## Exercise
If a line in the entries includes "features", show that line.

Excerpts from an interface dataset:
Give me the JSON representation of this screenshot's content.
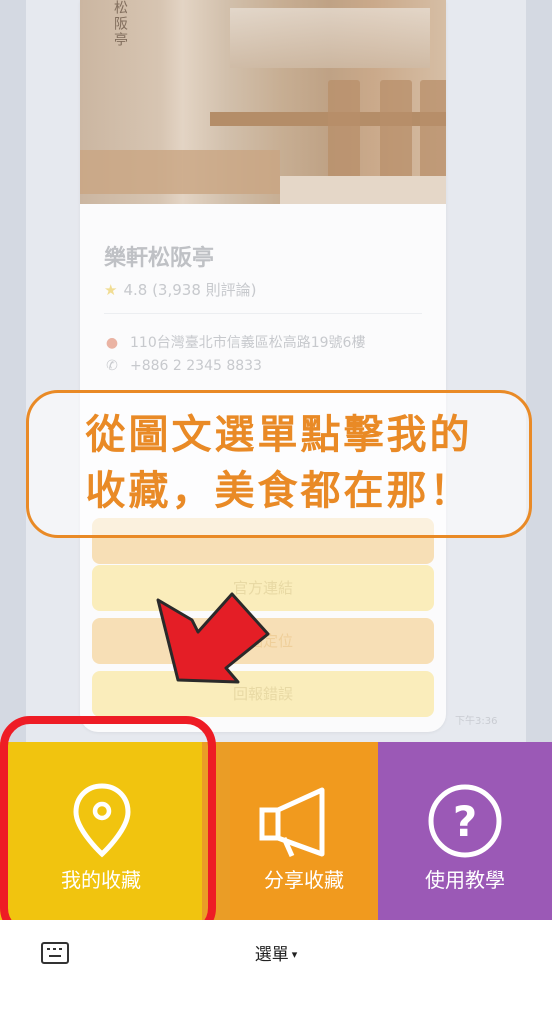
{
  "restaurant": {
    "name": "樂軒松阪亭",
    "rating": "4.8 (3,938 則評論)",
    "address": "110台灣臺北市信義區松高路19號6樓",
    "phone": "+886 2 2345 8833",
    "sign_text": "松阪亭"
  },
  "card_buttons": [
    "官方連結",
    "地圖定位",
    "回報錯誤"
  ],
  "timestamp": "下午3:36",
  "callout": {
    "line1": "從圖文選單點擊我的",
    "line2": "收藏，美食都在那！"
  },
  "rich_menu": {
    "items": [
      {
        "label": "我的收藏",
        "icon": "map-pin-icon",
        "color": "#f1c40f"
      },
      {
        "label": "分享收藏",
        "icon": "megaphone-icon",
        "color": "#f19a1e"
      },
      {
        "label": "使用教學",
        "icon": "question-icon",
        "color": "#9b59b6"
      }
    ]
  },
  "bottom_bar": {
    "menu_label": "選單",
    "caret": "▾"
  },
  "colors": {
    "callout_orange": "#e98a26",
    "highlight_red": "#ee1c25",
    "arrow_red": "#e41e26"
  }
}
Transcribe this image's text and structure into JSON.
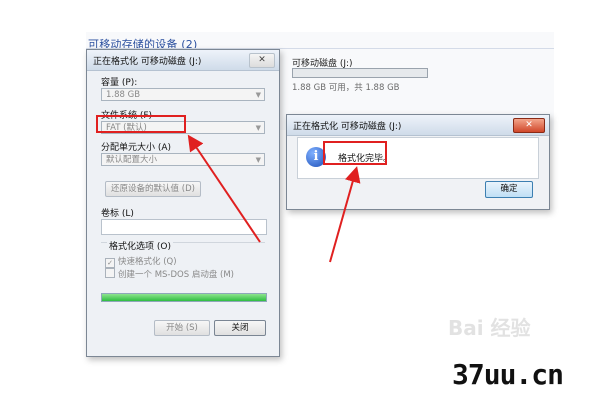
{
  "explorer": {
    "section_title": "可移动存储的设备 (2)",
    "drive_label": "可移动磁盘 (J:)",
    "drive_info": "1.88 GB 可用，共 1.88 GB",
    "drive_usage": 0.0
  },
  "format_dialog": {
    "title": "正在格式化 可移动磁盘 (J:)",
    "close_glyph": "✕",
    "capacity_label": "容量 (P):",
    "capacity_value": "1.88 GB",
    "filesystem_label": "文件系统 (F)",
    "filesystem_value": "FAT (默认)",
    "alloc_label": "分配单元大小 (A)",
    "alloc_value": "默认配置大小",
    "restore_defaults_button": "还原设备的默认值 (D)",
    "volume_label": "卷标 (L)",
    "volume_value": "",
    "options_label": "格式化选项 (O)",
    "quick_format_label": "快速格式化 (Q)",
    "quick_format_checked": true,
    "msdos_boot_label": "创建一个 MS-DOS 启动盘 (M)",
    "msdos_boot_checked": false,
    "progress": 1.0,
    "start_button": "开始 (S)",
    "close_button": "关闭",
    "dropdown_arrow": "▼"
  },
  "message_dialog": {
    "title": "正在格式化 可移动磁盘 (J:)",
    "close_glyph": "✕",
    "info_icon_glyph": "i",
    "message": "格式化完毕。",
    "ok_button": "确定"
  },
  "watermark_text": "Bai 经验",
  "site_logo": "37uu.cn",
  "colors": {
    "highlight": "#e02020",
    "arrow": "#e02020",
    "progress": "#2fbe40",
    "link_blue": "#2a4f9f"
  }
}
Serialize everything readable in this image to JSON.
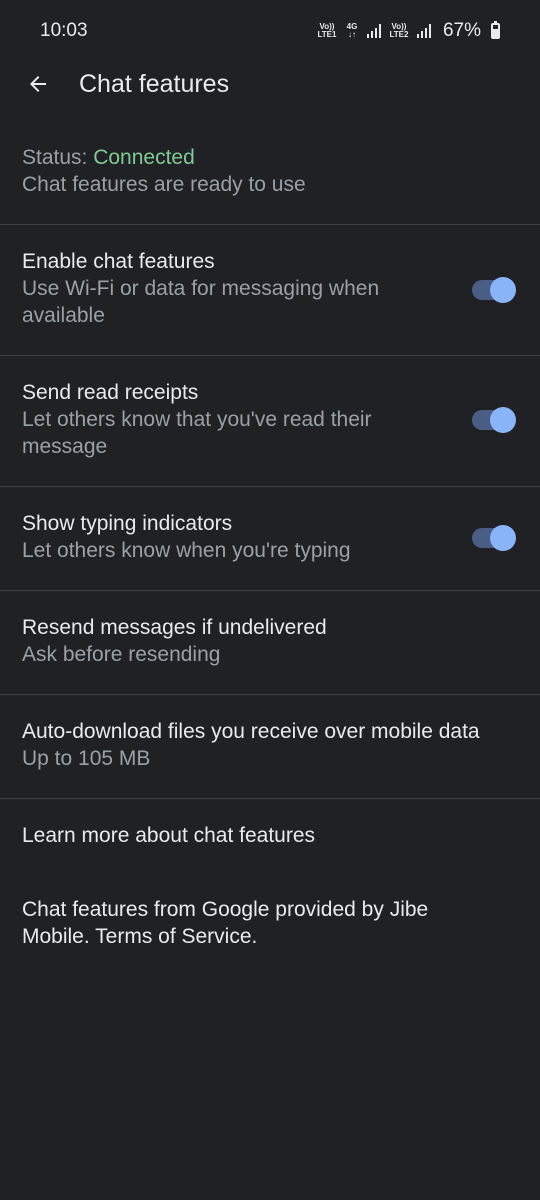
{
  "status_bar": {
    "time": "10:03",
    "sim1_label": "Vo)) LTE1",
    "network_type": "4G",
    "sim2_label": "Vo)) LTE2",
    "battery_percent": "67%"
  },
  "app_bar": {
    "title": "Chat features",
    "back_icon": "arrow-back-icon"
  },
  "status_block": {
    "label": "Status: ",
    "value": "Connected",
    "value_color": "#81c995",
    "description": "Chat features are ready to use"
  },
  "settings": [
    {
      "title": "Enable chat features",
      "subtitle": "Use Wi-Fi or data for messaging when available",
      "toggle_on": true
    },
    {
      "title": "Send read receipts",
      "subtitle": "Let others know that you've read their message",
      "toggle_on": true
    },
    {
      "title": "Show typing indicators",
      "subtitle": "Let others know when you're typing",
      "toggle_on": true
    },
    {
      "title": "Resend messages if undelivered",
      "subtitle": "Ask before resending"
    },
    {
      "title": "Auto-download files you receive over mobile data",
      "subtitle": "Up to 105 MB"
    }
  ],
  "learn_more": {
    "link_text": "Learn more",
    "rest_text": " about chat features"
  },
  "footer": {
    "text": "Chat features from Google provided by Jibe Mobile. Terms of Service."
  },
  "colors": {
    "background": "#202124",
    "accent": "#8ab4f8",
    "toggle_track": "#4a5d84",
    "secondary_text": "#9aa0a6"
  }
}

## Response area
    "title": "Chat features",
    "description": "Chat features are ready to use"
      "title": "Enable chat features",
    "rest_text": " about chat features"
    "text": "Chat features from Google provided by Jibe Mobile. Terms of Service."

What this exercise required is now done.